Dolores Ford has laid a hand on every single diploma issued to every Tulane University graduate during the last 30 years. So fond of her pre-commencement duties, Ford, a retiree who works part time in the Office of the Registrar, takes on full-time hours to tend to her "children" — referring to the thousands of diplomas that she organizes and proofreads each spring.
Dolores Ford is working hard on diplomas for the 2013 commencement ceremony on Saturday (May 18) in the Mercedes-Benz Superdome. (Photo by Paula Burch-Celentano)
“Last year, I proofed 6,000 diplomas,” says Ford. “And when I proof them, I check every single letter so it’s kind of tedious.”

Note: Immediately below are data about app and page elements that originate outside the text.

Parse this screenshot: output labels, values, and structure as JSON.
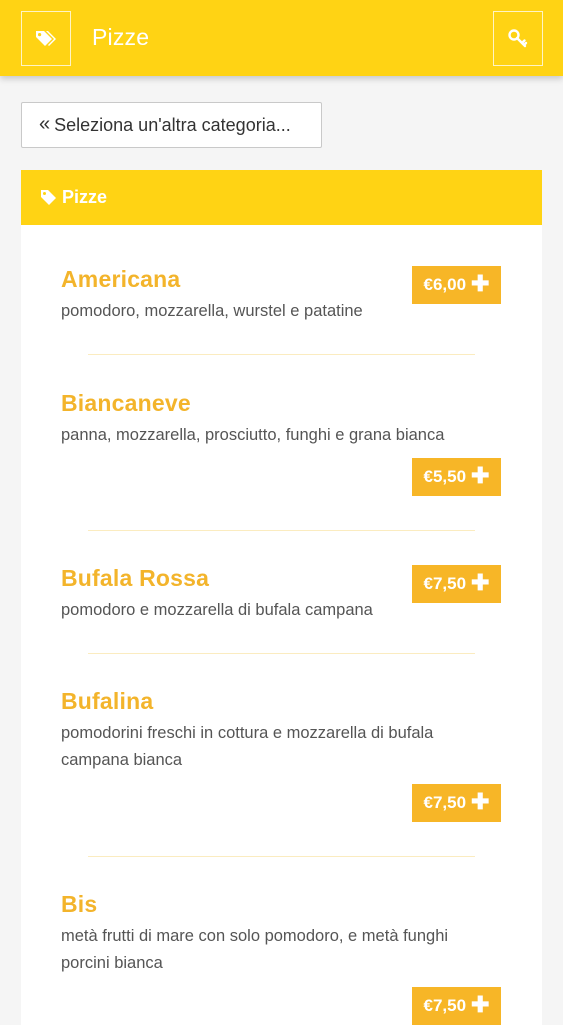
{
  "header": {
    "title": "Pizze",
    "left_icon": "tags-icon",
    "right_icon": "key-icon"
  },
  "back_button": {
    "chevron": "«",
    "label": "Seleziona un'altra categoria..."
  },
  "category": {
    "icon": "tag-icon",
    "title": "Pizze"
  },
  "items": [
    {
      "name": "Americana",
      "description": "pomodoro, mozzarella, wurstel e patatine",
      "price": "€6,00",
      "add": "✚"
    },
    {
      "name": "Biancaneve",
      "description": "panna, mozzarella, prosciutto, funghi e grana bianca",
      "price": "€5,50",
      "add": "✚"
    },
    {
      "name": "Bufala Rossa",
      "description": "pomodoro e mozzarella di bufala campana",
      "price": "€7,50",
      "add": "✚"
    },
    {
      "name": "Bufalina",
      "description": "pomodorini freschi in cottura e mozzarella di bufala campana bianca",
      "price": "€7,50",
      "add": "✚"
    },
    {
      "name": "Bis",
      "description": "metà frutti di mare con solo pomodoro, e metà funghi porcini bianca",
      "price": "€7,50",
      "add": "✚"
    }
  ],
  "colors": {
    "brand_yellow": "#ffd314",
    "accent_orange": "#f7b627",
    "item_title": "#f3b42b"
  }
}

Ford proofreads each diploma twice. She then meticulously rolls each Masters and PhD certificate, inserts it in a tube and labels it. Her other responsibilities include making sure the honors are correct, obtaining the president’s signature on the diplomas, organizing each diploma by school and alphabetizing them all.
For some, the work would be boring, but Ford says she loves everything about the monotonous process.

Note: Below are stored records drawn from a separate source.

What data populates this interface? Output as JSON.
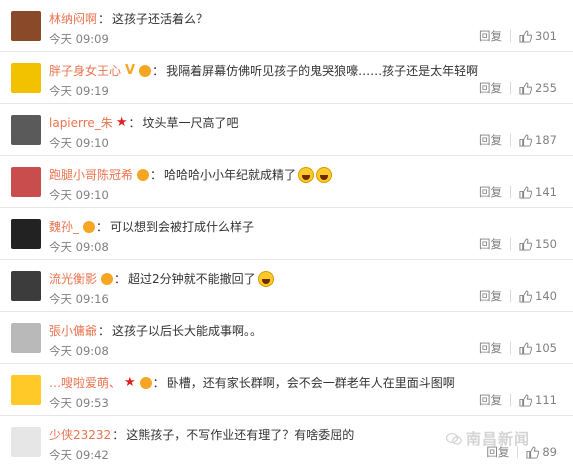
{
  "comments": [
    {
      "username": "林纳闷啊",
      "badges": [],
      "text": "这孩子还活着么？",
      "emoji_count": 0,
      "time": "今天 09:09",
      "reply_label": "回复",
      "likes": "301",
      "avatar_color": "#8a4a2a"
    },
    {
      "username": "胖子身女王心",
      "badges": [
        "v",
        "vip"
      ],
      "text": "我隔着屏幕仿佛听见孩子的鬼哭狼嚎……孩子还是太年轻啊",
      "emoji_count": 0,
      "time": "今天 09:19",
      "reply_label": "回复",
      "likes": "255",
      "avatar_color": "#f2c200"
    },
    {
      "username": "lapierre_朱",
      "badges": [
        "star"
      ],
      "text": "坟头草一尺高了吧",
      "emoji_count": 0,
      "time": "今天 09:10",
      "reply_label": "回复",
      "likes": "187",
      "avatar_color": "#5a5a5a"
    },
    {
      "username": "跑腿小哥陈冠希",
      "badges": [
        "vip"
      ],
      "text": "哈哈哈小小年纪就成精了",
      "emoji_count": 2,
      "time": "今天 09:10",
      "reply_label": "回复",
      "likes": "141",
      "avatar_color": "#c94d4d"
    },
    {
      "username": "魏孙_",
      "badges": [
        "vip"
      ],
      "text": "可以想到会被打成什么样子",
      "emoji_count": 0,
      "time": "今天 09:08",
      "reply_label": "回复",
      "likes": "150",
      "avatar_color": "#222222"
    },
    {
      "username": "流光衡影",
      "badges": [
        "vip"
      ],
      "text": "超过2分钟就不能撤回了",
      "emoji_count": 1,
      "time": "今天 09:16",
      "reply_label": "回复",
      "likes": "140",
      "avatar_color": "#3c3c3c"
    },
    {
      "username": "張小傭爺",
      "badges": [],
      "text": "这孩子以后长大能成事啊。。",
      "emoji_count": 0,
      "time": "今天 09:08",
      "reply_label": "回复",
      "likes": "105",
      "avatar_color": "#b9b9b9"
    },
    {
      "username": "…嗖啦爱萌、",
      "badges": [
        "star",
        "vip"
      ],
      "text": "卧槽，还有家长群啊，会不会一群老年人在里面斗图啊",
      "emoji_count": 0,
      "time": "今天 09:53",
      "reply_label": "回复",
      "likes": "111",
      "avatar_color": "#ffc928"
    },
    {
      "username": "少侠23232",
      "badges": [],
      "text": "这熊孩子，不写作业还有理了？有啥委屈的",
      "emoji_count": 0,
      "time": "今天 09:42",
      "reply_label": "回复",
      "likes": "89",
      "avatar_color": "#e6e6e6"
    }
  ],
  "watermark": {
    "text": "南昌新闻"
  },
  "colors": {
    "username": "#eb7350",
    "meta": "#808080",
    "divider": "#e6e6e6"
  },
  "icons": {
    "like": "thumbs-up-icon",
    "reply": "reply-text",
    "watermark": "wechat-icon"
  }
}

Rebecca Ancira, associate vice president for enrollment management in undergraduate admission, says the breadth of Ford's impact on the process could easily be understated, but the service she provides is a tremendous asset to commencement

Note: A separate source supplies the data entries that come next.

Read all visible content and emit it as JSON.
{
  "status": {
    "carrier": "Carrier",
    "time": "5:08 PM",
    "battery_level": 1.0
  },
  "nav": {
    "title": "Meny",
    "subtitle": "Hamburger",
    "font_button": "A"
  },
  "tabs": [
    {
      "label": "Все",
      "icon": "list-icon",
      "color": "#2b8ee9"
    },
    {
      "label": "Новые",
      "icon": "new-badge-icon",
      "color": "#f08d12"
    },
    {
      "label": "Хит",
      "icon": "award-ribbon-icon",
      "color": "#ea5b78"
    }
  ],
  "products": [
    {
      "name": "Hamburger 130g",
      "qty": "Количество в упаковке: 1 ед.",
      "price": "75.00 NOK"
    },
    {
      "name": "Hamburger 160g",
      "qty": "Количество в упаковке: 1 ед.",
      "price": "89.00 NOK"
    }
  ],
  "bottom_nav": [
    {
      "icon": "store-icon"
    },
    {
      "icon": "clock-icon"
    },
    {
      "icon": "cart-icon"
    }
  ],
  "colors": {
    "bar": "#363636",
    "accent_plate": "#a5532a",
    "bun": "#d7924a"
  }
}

preparation each year.
“Having Dolores here is reassuring because you know the diplomas will be right,” says Ancira. “She’s like a really good insurance policy, and I can’t imagine commencement without her.”
According to Ford, the process has really changed over the years. The biggest change this year has been that Tulane is now printing its own diplomas instead of ordering them.
Also, some students no longer receive diplomas on stage. They are given an empty folder as they walk across and receive the actual diploma backstage immediately following the ceremony.
Greg Thomson is a Tulane sophomore studying communication.